PROBLEM TO WORK ON:
Return each line of the data that follows exactly as it reads.

RECORDS FOR PROCESSING below:

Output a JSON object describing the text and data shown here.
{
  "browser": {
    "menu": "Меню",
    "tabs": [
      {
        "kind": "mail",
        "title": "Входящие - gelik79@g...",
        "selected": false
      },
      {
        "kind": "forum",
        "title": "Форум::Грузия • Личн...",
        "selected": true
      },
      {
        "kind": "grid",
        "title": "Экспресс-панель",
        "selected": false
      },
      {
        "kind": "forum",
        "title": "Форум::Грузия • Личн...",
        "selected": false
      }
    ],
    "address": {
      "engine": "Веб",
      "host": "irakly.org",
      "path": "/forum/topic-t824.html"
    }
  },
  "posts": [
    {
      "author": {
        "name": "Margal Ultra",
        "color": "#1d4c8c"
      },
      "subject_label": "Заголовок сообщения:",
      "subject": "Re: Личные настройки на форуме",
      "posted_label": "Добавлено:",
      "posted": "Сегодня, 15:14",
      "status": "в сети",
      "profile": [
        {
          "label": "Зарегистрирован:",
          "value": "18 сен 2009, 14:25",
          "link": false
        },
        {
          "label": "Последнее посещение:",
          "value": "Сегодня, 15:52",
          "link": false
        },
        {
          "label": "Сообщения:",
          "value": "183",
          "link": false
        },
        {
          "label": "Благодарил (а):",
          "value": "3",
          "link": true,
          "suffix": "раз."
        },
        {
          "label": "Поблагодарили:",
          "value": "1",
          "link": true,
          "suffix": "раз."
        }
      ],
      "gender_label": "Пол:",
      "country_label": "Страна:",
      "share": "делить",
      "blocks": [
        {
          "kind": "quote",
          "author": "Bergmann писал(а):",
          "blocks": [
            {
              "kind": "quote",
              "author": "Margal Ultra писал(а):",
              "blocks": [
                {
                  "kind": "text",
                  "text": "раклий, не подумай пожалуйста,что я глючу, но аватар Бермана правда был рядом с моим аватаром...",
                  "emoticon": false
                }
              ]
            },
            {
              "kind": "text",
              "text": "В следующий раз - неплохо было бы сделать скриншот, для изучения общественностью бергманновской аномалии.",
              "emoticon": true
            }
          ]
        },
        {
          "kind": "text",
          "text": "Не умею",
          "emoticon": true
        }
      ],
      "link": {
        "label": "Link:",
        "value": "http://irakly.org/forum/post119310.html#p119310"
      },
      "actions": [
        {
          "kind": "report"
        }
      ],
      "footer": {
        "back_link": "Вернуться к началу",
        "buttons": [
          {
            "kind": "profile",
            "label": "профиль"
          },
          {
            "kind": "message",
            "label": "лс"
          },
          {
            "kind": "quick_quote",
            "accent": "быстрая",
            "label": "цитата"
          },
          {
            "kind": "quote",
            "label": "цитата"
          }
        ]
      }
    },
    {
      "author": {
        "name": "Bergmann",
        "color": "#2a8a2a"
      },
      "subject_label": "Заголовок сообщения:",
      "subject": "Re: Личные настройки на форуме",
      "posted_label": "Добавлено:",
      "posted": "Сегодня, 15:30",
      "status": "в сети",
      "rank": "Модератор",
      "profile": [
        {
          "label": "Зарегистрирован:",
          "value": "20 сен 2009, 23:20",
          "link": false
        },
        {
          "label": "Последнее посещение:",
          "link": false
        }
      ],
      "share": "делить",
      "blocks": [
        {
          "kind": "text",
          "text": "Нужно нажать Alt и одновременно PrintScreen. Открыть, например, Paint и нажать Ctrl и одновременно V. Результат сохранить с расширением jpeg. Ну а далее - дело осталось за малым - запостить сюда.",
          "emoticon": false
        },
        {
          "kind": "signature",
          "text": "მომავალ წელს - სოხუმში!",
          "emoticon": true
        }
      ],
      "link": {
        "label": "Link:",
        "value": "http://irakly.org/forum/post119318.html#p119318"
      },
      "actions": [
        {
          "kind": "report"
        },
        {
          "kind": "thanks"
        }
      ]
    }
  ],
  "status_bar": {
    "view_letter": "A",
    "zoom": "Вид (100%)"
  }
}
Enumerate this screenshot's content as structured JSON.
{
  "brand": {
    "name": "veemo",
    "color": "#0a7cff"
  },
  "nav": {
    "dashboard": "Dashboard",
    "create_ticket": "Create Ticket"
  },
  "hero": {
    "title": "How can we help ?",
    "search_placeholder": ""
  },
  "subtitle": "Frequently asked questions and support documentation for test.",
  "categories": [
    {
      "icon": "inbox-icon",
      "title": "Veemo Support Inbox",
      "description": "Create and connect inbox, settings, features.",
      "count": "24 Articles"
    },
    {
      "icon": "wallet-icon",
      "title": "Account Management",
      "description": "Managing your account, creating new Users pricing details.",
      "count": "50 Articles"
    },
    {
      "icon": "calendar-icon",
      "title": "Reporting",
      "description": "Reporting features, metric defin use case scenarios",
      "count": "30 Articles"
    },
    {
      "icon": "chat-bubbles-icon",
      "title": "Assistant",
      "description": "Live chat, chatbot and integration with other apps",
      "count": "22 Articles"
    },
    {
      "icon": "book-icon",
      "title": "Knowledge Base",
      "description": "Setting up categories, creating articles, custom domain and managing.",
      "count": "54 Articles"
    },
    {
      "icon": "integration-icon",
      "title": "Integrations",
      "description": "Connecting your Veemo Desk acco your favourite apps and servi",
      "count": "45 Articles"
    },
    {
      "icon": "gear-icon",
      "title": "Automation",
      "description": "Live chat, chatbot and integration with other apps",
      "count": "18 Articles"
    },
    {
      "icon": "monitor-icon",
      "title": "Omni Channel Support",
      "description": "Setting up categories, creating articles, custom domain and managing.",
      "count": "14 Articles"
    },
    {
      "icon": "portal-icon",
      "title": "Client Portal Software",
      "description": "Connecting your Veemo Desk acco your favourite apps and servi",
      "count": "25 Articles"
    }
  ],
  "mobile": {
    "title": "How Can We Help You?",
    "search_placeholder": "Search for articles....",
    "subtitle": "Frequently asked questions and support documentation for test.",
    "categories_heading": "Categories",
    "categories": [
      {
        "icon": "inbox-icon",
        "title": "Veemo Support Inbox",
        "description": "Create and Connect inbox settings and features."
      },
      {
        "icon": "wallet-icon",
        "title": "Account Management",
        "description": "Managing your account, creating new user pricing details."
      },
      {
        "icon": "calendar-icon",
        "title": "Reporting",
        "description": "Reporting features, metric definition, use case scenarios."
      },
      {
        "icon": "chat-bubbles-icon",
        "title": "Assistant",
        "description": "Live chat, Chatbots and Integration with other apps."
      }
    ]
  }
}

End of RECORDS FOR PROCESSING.

WRITTEN SOLUTION:
Output a JSON object describing the text and data shown here.
{
  "browser": {
    "menu": "Меню",
    "tabs": [
      {
        "kind": "mail",
        "title": "Входящие - gelik79@g...",
        "selected": false
      },
      {
        "kind": "forum",
        "title": "Форум::Грузия • Личн...",
        "selected": true
      },
      {
        "kind": "grid",
        "title": "Экспресс-панель",
        "selected": false
      },
      {
        "kind": "forum",
        "title": "Форум::Грузия • Личн...",
        "selected": false
      }
    ],
    "address": {
      "engine": "Веб",
      "host": "irakly.org",
      "path": "/forum/topic-t824.html"
    }
  },
  "posts": [
    {
      "author": {
        "name": "Margal Ultra",
        "color": "#1d4c8c"
      },
      "subject_label": "Заголовок сообщения:",
      "subject": "Re: Личные настройки на форуме",
      "posted_label": "Добавлено:",
      "posted": "Сегодня, 15:14",
      "status": "в сети",
      "profile": [
        {
          "label": "Зарегистрирован:",
          "value": "18 сен 2009, 14:25",
          "link": false
        },
        {
          "label": "Последнее посещение:",
          "value": "Сегодня, 15:52",
          "link": false
        },
        {
          "label": "Сообщения:",
          "value": "183",
          "link": false
        },
        {
          "label": "Благодарил (а):",
          "value": "3",
          "link": true,
          "suffix": "раз."
        },
        {
          "label": "Поблагодарили:",
          "value": "1",
          "link": true,
          "suffix": "раз."
        }
      ],
      "gender_label": "Пол:",
      "country_label": "Страна:",
      "share": "делить",
      "blocks": [
        {
          "kind": "quote",
          "author": "Bergmann писал(а):",
          "blocks": [
            {
              "kind": "quote",
              "author": "Margal Ultra писал(а):",
              "blocks": [
                {
                  "kind": "text",
                  "text": "раклий, не подумай пожалуйста,что я глючу, но аватар Бермана правда был рядом с моим аватаром...",
                  "emoticon": false
                }
              ]
            },
            {
              "kind": "text",
              "text": "В следующий раз - неплохо было бы сделать скриншот, для изучения общественностью бергманновской аномалии.",
              "emoticon": true
            }
          ]
        },
        {
          "kind": "text",
          "text": "Не умею",
          "emoticon": true
        }
      ],
      "link": {
        "label": "Link:",
        "value": "http://irakly.org/forum/post119310.html#p119310"
      },
      "actions": [
        {
          "kind": "report"
        }
      ],
      "footer": {
        "back_link": "Вернуться к началу",
        "buttons": [
          {
            "kind": "profile",
            "label": "профиль"
          },
          {
            "kind": "message",
            "label": "лс"
          },
          {
            "kind": "quick_quote",
            "accent": "быстрая",
            "label": "цитата"
          },
          {
            "kind": "quote",
            "label": "цитата"
          }
        ]
      }
    },
    {
      "author": {
        "name": "Bergmann",
        "color": "#2a8a2a"
      },
      "subject_label": "Заголовок сообщения:",
      "subject": "Re: Личные настройки на форуме",
      "posted_label": "Добавлено:",
      "posted": "Сегодня, 15:30",
      "status": "в сети",
      "rank": "Модератор",
      "profile": [
        {
          "label": "Зарегистрирован:",
          "value": "20 сен 2009, 23:20",
          "link": false
        },
        {
          "label": "Последнее посещение:",
          "link": false
        }
      ],
      "share": "делить",
      "blocks": [
        {
          "kind": "text",
          "text": "Нужно нажать Alt и одновременно PrintScreen. Открыть, например, Paint и нажать Ctrl и одновременно V. Результат сохранить с расширением jpeg. Ну а далее - дело осталось за малым - запостить сюда.",
          "emoticon": false
        },
        {
          "kind": "signature",
          "text": "მომავალ წელს - სოხუმში!",
          "emoticon": true
        }
      ],
      "link": {
        "label": "Link:",
        "value": "http://irakly.org/forum/post119318.html#p119318"
      },
      "actions": [
        {
          "kind": "report"
        },
        {
          "kind": "thanks"
        }
      ]
    }
  ],
  "status_bar": {
    "view_letter": "A",
    "zoom": "Вид (100%)"
  }
}
Enumerate this screenshot's content as structured JSON.
{
  "brand": {
    "name": "veemo",
    "color": "#0a7cff"
  },
  "nav": {
    "dashboard": "Dashboard",
    "create_ticket": "Create Ticket"
  },
  "hero": {
    "title": "How can we help ?",
    "search_placeholder": ""
  },
  "subtitle": "Frequently asked questions and support documentation for test.",
  "categories": [
    {
      "icon": "inbox-icon",
      "title": "Veemo Support Inbox",
      "description": "Create and connect inbox, settings, features.",
      "count": "24 Articles"
    },
    {
      "icon": "wallet-icon",
      "title": "Account Management",
      "description": "Managing your account, creating new Users pricing details.",
      "count": "50 Articles"
    },
    {
      "icon": "calendar-icon",
      "title": "Reporting",
      "description": "Reporting features, metric defin use case scenarios",
      "count": "30 Articles"
    },
    {
      "icon": "chat-bubbles-icon",
      "title": "Assistant",
      "description": "Live chat, chatbot and integration with other apps",
      "count": "22 Articles"
    },
    {
      "icon": "book-icon",
      "title": "Knowledge Base",
      "description": "Setting up categories, creating articles, custom domain and managing.",
      "count": "54 Articles"
    },
    {
      "icon": "integration-icon",
      "title": "Integrations",
      "description": "Connecting your Veemo Desk acco your favourite apps and servi",
      "count": "45 Articles"
    },
    {
      "icon": "gear-icon",
      "title": "Automation",
      "description": "Live chat, chatbot and integration with other apps",
      "count": "18 Articles"
    },
    {
      "icon": "monitor-icon",
      "title": "Omni Channel Support",
      "description": "Setting up categories, creating articles, custom domain and managing.",
      "count": "14 Articles"
    },
    {
      "icon": "portal-icon",
      "title": "Client Portal Software",
      "description": "Connecting your Veemo Desk acco your favourite apps and servi",
      "count": "25 Articles"
    }
  ],
  "mobile": {
    "title": "How Can We Help You?",
    "search_placeholder": "Search for articles....",
    "subtitle": "Frequently asked questions and support documentation for test.",
    "categories_heading": "Categories",
    "categories": [
      {
        "icon": "inbox-icon",
        "title": "Veemo Support Inbox",
        "description": "Create and Connect inbox settings and features."
      },
      {
        "icon": "wallet-icon",
        "title": "Account Management",
        "description": "Managing your account, creating new user pricing details."
      },
      {
        "icon": "calendar-icon",
        "title": "Reporting",
        "description": "Reporting features, metric definition, use case scenarios."
      },
      {
        "icon": "chat-bubbles-icon",
        "title": "Assistant",
        "description": "Live chat, Chatbots and Integration with other apps."
      }
    ]
  }
}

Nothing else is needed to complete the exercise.